Imagine receiving a phone call from a local friend or business only to find yourself speaking with a telemarketer or hearing a recording that you won a cruise and the only way to claim that prize would be to fork out hard-earned money.
While this may seem a little far-fetched it is something that occurs on a daily basis by fraudsters, usually in another country, who “spoof” their phone number to look like its local.
Ponoka resident Graham Boyes has received at least a dozen of these calls, one where the number displayed was from a contractor he had recently dealt with.
To illustrate the ease spoofing, for his interview, Boyes called Ponoka News from home but the caller I.D. showed as the interviewer’s personal home number. To do that, Boyes used a switch that he utilized during his previous job to configure his phone number to be different.
The other scam he has heard was a voice recording saying that because his credit card balance was high, he was eligible for a low interest rate. “I knew right away it was a scam because I don’t run balances on my credit cards,” he stated.
Enforcement no easy task
Boyes wants to help people be aware of this issue because the more people who are aware, the less profitable it will be for the scammers, many of whom call from other countries. This makes enforcement by the RCMP and the Canadian Radio-television and Telecommunications Commission (CRTC) almost impossible.
Tools such as the permanent Do Not Call List and laws restricting spoofing for telemarketers have no real function, as these culprits are most-likely using software that generates random numbers for a local area.

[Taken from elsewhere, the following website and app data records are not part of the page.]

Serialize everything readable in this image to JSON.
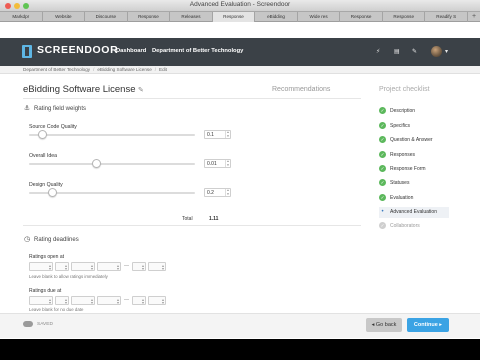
{
  "window": {
    "title": "Advanced Evaluation - Screendoor"
  },
  "tabs": [
    "Markdpr",
    "Website",
    "Discourse",
    "Response",
    "Releases",
    "Response",
    "eBidding",
    "Wide res",
    "Response",
    "Response",
    "Readify S"
  ],
  "tab_add": "+",
  "nav": {
    "brand": "SCREENDOOR",
    "dashboard": "Dashboard",
    "org": "Department of Better Technology",
    "dropdown": "▾"
  },
  "breadcrumb": [
    "Department of Better Technology",
    "eBidding Software License",
    "Edit"
  ],
  "page": {
    "title": "eBidding Software License",
    "recommendations": "Recommendations"
  },
  "weights": {
    "heading": "Rating field weights",
    "fields": [
      {
        "label": "Source Code Quality",
        "value": "0.1",
        "fraction": 0.06
      },
      {
        "label": "Overall Idea",
        "value": "0.01",
        "fraction": 0.4
      },
      {
        "label": "Design Quality",
        "value": "0.2",
        "fraction": 0.12
      }
    ],
    "total_label": "Total",
    "total_value": "1.11"
  },
  "deadlines": {
    "heading": "Rating deadlines",
    "open_label": "Ratings open at",
    "open_hint": "Leave blank to allow ratings immediately",
    "due_label": "Ratings due at",
    "due_hint": "Leave blank for no due date"
  },
  "checklist": {
    "heading": "Project checklist",
    "items": [
      {
        "label": "Description",
        "state": "done"
      },
      {
        "label": "Specifics",
        "state": "done"
      },
      {
        "label": "Question & Answer",
        "state": "done"
      },
      {
        "label": "Responses",
        "state": "done"
      },
      {
        "label": "Response Form",
        "state": "done"
      },
      {
        "label": "Statuses",
        "state": "done"
      },
      {
        "label": "Evaluation",
        "state": "done"
      },
      {
        "label": "Advanced Evaluation",
        "state": "current"
      },
      {
        "label": "Collaborators",
        "state": "todo"
      }
    ]
  },
  "footer": {
    "saved": "SAVED",
    "back": "Go back",
    "continue": "Continue"
  },
  "colors": {
    "nav_bg": "#3b4147",
    "accent": "#3ba3e4",
    "check_green": "#5cb85c"
  }
}
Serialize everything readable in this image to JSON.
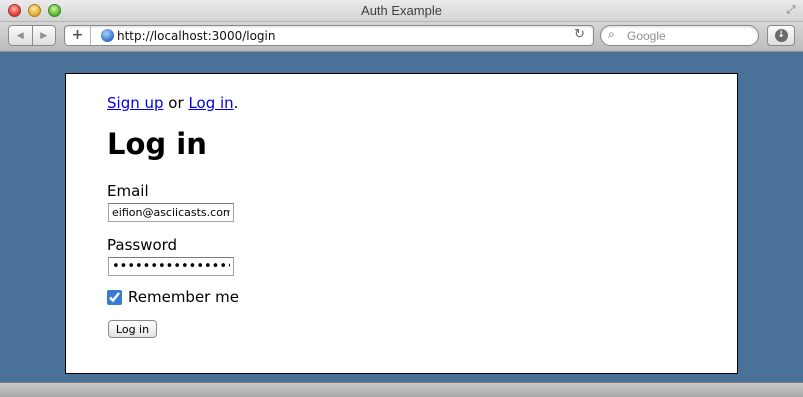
{
  "window": {
    "title": "Auth Example",
    "url": "http://localhost:3000/login",
    "search_placeholder": "Google",
    "icons": {
      "back": "back-arrow-icon",
      "forward": "forward-arrow-icon",
      "add_bookmark": "plus-icon",
      "site": "globe-icon",
      "reload": "reload-icon",
      "search": "magnifier-icon",
      "downloads": "download-icon",
      "fullscreen": "resize-arrows-icon"
    }
  },
  "page": {
    "nav": {
      "signup_link": "Sign up",
      "separator": "or",
      "login_link": "Log in",
      "period": "."
    },
    "title": "Log in",
    "form": {
      "email_label": "Email",
      "email_value": "eifion@asciicasts.com",
      "password_label": "Password",
      "password_value": "••••••••••••••••",
      "remember_label": "Remember me",
      "remember_checked": true,
      "submit_label": "Log in"
    }
  },
  "colors": {
    "background": "#4a7298",
    "link": "#0000ee",
    "panel": "#ffffff"
  }
}
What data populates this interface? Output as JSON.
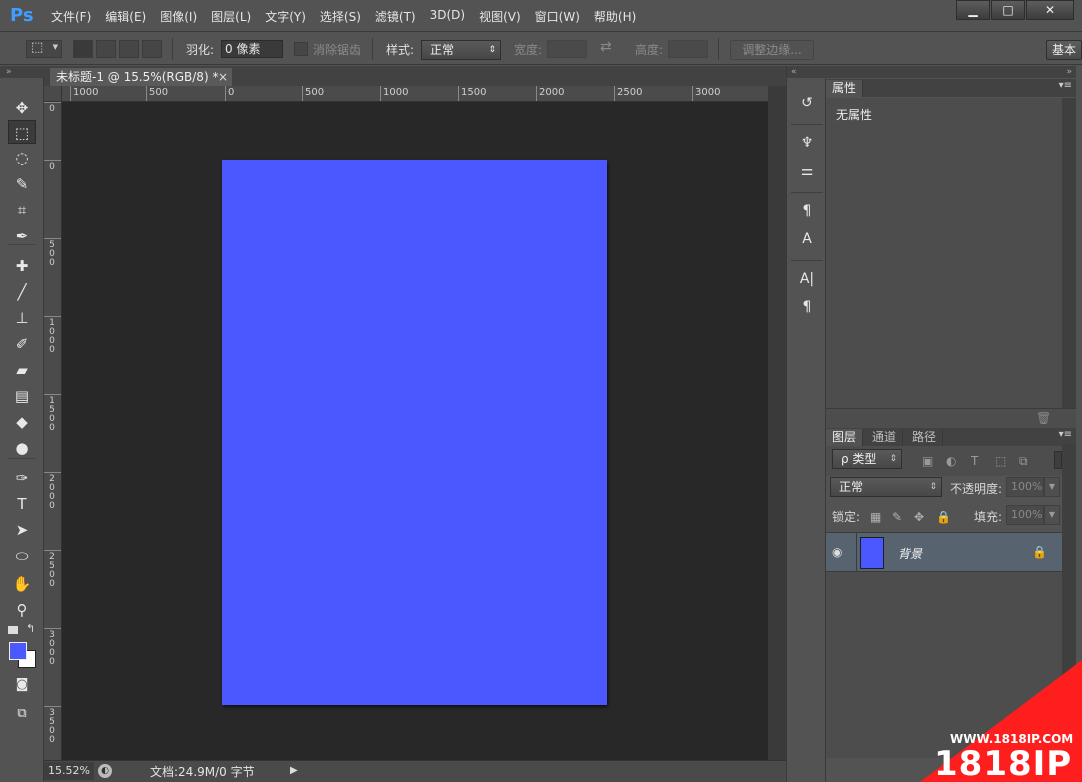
{
  "app": {
    "logo": "Ps"
  },
  "menu": [
    "文件(F)",
    "编辑(E)",
    "图像(I)",
    "图层(L)",
    "文字(Y)",
    "选择(S)",
    "滤镜(T)",
    "3D(D)",
    "视图(V)",
    "窗口(W)",
    "帮助(H)"
  ],
  "window_controls": {
    "minimize": "▁",
    "maximize": "□",
    "close": "✕"
  },
  "options": {
    "feather_label": "羽化:",
    "feather_value": "0 像素",
    "antialias_label": "消除锯齿",
    "style_label": "样式:",
    "style_value": "正常",
    "width_label": "宽度:",
    "height_label": "高度:",
    "refine_edge": "调整边缘...",
    "workspace": "基本"
  },
  "tools": [
    {
      "name": "move-tool",
      "glyph": "✥"
    },
    {
      "name": "marquee-tool",
      "glyph": "⬚"
    },
    {
      "name": "lasso-tool",
      "glyph": "◌"
    },
    {
      "name": "quick-selection-tool",
      "glyph": "✎"
    },
    {
      "name": "crop-tool",
      "glyph": "⌗"
    },
    {
      "name": "eyedropper-tool",
      "glyph": "✒"
    },
    {
      "name": "healing-brush-tool",
      "glyph": "✚"
    },
    {
      "name": "brush-tool",
      "glyph": "╱"
    },
    {
      "name": "clone-stamp-tool",
      "glyph": "⊥"
    },
    {
      "name": "history-brush-tool",
      "glyph": "✐"
    },
    {
      "name": "eraser-tool",
      "glyph": "▰"
    },
    {
      "name": "gradient-tool",
      "glyph": "▤"
    },
    {
      "name": "blur-tool",
      "glyph": "◆"
    },
    {
      "name": "dodge-tool",
      "glyph": "●"
    },
    {
      "name": "pen-tool",
      "glyph": "✑"
    },
    {
      "name": "type-tool",
      "glyph": "T"
    },
    {
      "name": "path-selection-tool",
      "glyph": "➤"
    },
    {
      "name": "shape-tool",
      "glyph": "⬭"
    },
    {
      "name": "hand-tool",
      "glyph": "✋"
    },
    {
      "name": "zoom-tool",
      "glyph": "⚲"
    }
  ],
  "colors": {
    "foreground": "#4b57ff",
    "background": "#ffffff",
    "canvas": "#4b57ff",
    "workspace": "#282828",
    "selected_layer": "#586370"
  },
  "document": {
    "tab_title": "未标题-1 @ 15.5%(RGB/8) *",
    "tab_close": "×",
    "zoom": "15.52%",
    "info": "文档:24.9M/0 字节",
    "status_arrow": "▶"
  },
  "ruler_h": [
    {
      "label": "1000",
      "at": 0
    },
    {
      "label": "500",
      "at": 1
    },
    {
      "label": "0",
      "at": 2
    },
    {
      "label": "500",
      "at": 3
    },
    {
      "label": "1000",
      "at": 4
    },
    {
      "label": "1500",
      "at": 5
    },
    {
      "label": "2000",
      "at": 6
    },
    {
      "label": "2500",
      "at": 7
    },
    {
      "label": "3000",
      "at": 8
    }
  ],
  "ruler_v": [
    "0",
    "0",
    "500",
    "1000",
    "1500",
    "2000",
    "2500",
    "3000",
    "3500"
  ],
  "dock": [
    "↺",
    "♆",
    "⚌",
    "¶",
    "A",
    "A|",
    "¶"
  ],
  "properties": {
    "tab": "属性",
    "title": "无属性",
    "menu": "▾≡"
  },
  "layers_panel": {
    "tabs": [
      "图层",
      "通道",
      "路径"
    ],
    "filter_label": "ρ 类型",
    "blend_mode": "正常",
    "opacity_label": "不透明度:",
    "opacity_value": "100%",
    "lock_label": "锁定:",
    "fill_label": "填充:",
    "fill_value": "100%",
    "layer_name": "背景"
  },
  "watermark": {
    "url": "WWW.1818IP.COM",
    "brand": "1818IP"
  }
}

“In a town like Ponoka, chances are, over a dozen or more calls, one of them is going to be somebody I know,” explained Boyes.
In 2012, the CRTC gave a notice of violation to Pecon Software with an address in India. They were fined $495,000 for violating telecommunications rules. More than six months filing documents in India, it was unclear if Pecon Software had even received the notice.

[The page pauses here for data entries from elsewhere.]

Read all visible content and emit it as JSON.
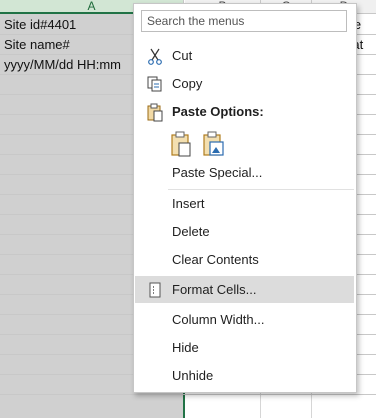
{
  "spreadsheet": {
    "columns": [
      "A",
      "B",
      "C",
      "D"
    ],
    "cells": {
      "a1": "Site id#4401",
      "a2": "Site name#",
      "a3": "yyyy/MM/dd HH:mm",
      "d1_partial": "me",
      "d2_partial": "wat"
    },
    "selection_color": "#217346"
  },
  "context_menu": {
    "search_placeholder": "Search the menus",
    "items": [
      {
        "id": "cut",
        "label": "Cut",
        "icon": "scissors-icon"
      },
      {
        "id": "copy",
        "label": "Copy",
        "icon": "copy-icon"
      },
      {
        "id": "paste_options",
        "label": "Paste Options:",
        "icon": "clipboard-icon"
      },
      {
        "id": "paste_special",
        "label": "Paste Special..."
      },
      {
        "id": "insert",
        "label": "Insert"
      },
      {
        "id": "delete",
        "label": "Delete"
      },
      {
        "id": "clear_contents",
        "label": "Clear Contents"
      },
      {
        "id": "format_cells",
        "label": "Format Cells...",
        "icon": "format-cells-icon",
        "highlighted": true
      },
      {
        "id": "column_width",
        "label": "Column Width..."
      },
      {
        "id": "hide",
        "label": "Hide"
      },
      {
        "id": "unhide",
        "label": "Unhide"
      }
    ],
    "paste_buttons": [
      "paste-icon",
      "paste-picture-icon"
    ]
  }
}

Spoofing is not illegal and has practical uses for businesses wanting to provide a local contact number when dealing with customers. For example, a customer service representative may call from their cell phone but will have their office number displayed.
However, telemarketers are required to identify themselves when making calls but fraudsters do not follow those rules.

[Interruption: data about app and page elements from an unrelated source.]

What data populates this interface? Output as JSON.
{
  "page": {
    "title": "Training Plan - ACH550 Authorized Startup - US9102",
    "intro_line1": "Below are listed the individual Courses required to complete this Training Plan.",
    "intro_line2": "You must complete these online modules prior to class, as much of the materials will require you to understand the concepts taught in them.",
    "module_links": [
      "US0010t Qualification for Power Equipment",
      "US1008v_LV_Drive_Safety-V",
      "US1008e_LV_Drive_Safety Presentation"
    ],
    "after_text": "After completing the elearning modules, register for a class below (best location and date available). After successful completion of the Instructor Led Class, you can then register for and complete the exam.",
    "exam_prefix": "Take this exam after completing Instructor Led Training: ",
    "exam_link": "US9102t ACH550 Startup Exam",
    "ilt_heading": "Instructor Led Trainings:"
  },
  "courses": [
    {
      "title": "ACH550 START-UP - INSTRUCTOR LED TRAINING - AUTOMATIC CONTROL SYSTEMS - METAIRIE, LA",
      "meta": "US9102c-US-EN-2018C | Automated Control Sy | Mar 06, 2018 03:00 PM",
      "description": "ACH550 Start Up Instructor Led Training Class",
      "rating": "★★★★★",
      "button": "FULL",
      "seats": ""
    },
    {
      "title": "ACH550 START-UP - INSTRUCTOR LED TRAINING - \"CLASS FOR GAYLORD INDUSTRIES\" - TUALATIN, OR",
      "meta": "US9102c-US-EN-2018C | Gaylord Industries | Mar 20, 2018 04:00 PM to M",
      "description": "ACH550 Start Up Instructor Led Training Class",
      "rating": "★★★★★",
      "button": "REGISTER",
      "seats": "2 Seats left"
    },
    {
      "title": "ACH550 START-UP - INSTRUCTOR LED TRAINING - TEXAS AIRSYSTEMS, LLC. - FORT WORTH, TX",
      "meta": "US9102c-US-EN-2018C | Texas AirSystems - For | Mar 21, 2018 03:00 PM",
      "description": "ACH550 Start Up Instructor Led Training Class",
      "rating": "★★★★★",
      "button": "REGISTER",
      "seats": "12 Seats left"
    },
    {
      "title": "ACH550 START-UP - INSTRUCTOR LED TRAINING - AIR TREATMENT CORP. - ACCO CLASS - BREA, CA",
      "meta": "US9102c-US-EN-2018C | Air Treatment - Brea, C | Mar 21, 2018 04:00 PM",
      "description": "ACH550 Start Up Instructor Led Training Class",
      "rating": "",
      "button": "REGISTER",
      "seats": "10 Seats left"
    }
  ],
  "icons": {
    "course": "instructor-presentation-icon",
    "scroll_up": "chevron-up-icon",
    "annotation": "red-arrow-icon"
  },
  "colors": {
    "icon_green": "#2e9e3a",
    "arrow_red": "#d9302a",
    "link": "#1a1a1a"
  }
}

Another call Boyes received was a message from an unfamiliar number stating they were sorry they missed his call but to call them back.
“There’s not a whole lot law enforcement can do to telemarketers overseas,” explained Boyes.
Staying aware and reporting issues
Telus spokesperson Liz Sauvé says scammers most-likely use online platforms that provides random phone numbers.
“Unfortunately, fraudsters oftentimes try to disguise themselves as (a) trusted, reputable, known organization such as Telus, and will attempt to get personal information,” explained Sauvé in an email. “They likely figure imposing as a company with a large customer base increases their chances of getting someone who is in fact a customer”
She says banks and credit card companies are used by scammers to appear legitimate. In those cases she recommends hanging up and calling the company to confirm.
There are ways to tackle these issues; victims can contact the Canadian Anti-Fraud Centre at 1-888-495-8501 or at https://www.antifraudcentre-centreantifraude.ca. Phonebusters.com is another website to visit for more information.
This article includes information from the blog by Michael Geist, Professor of Law at the University of Ottawa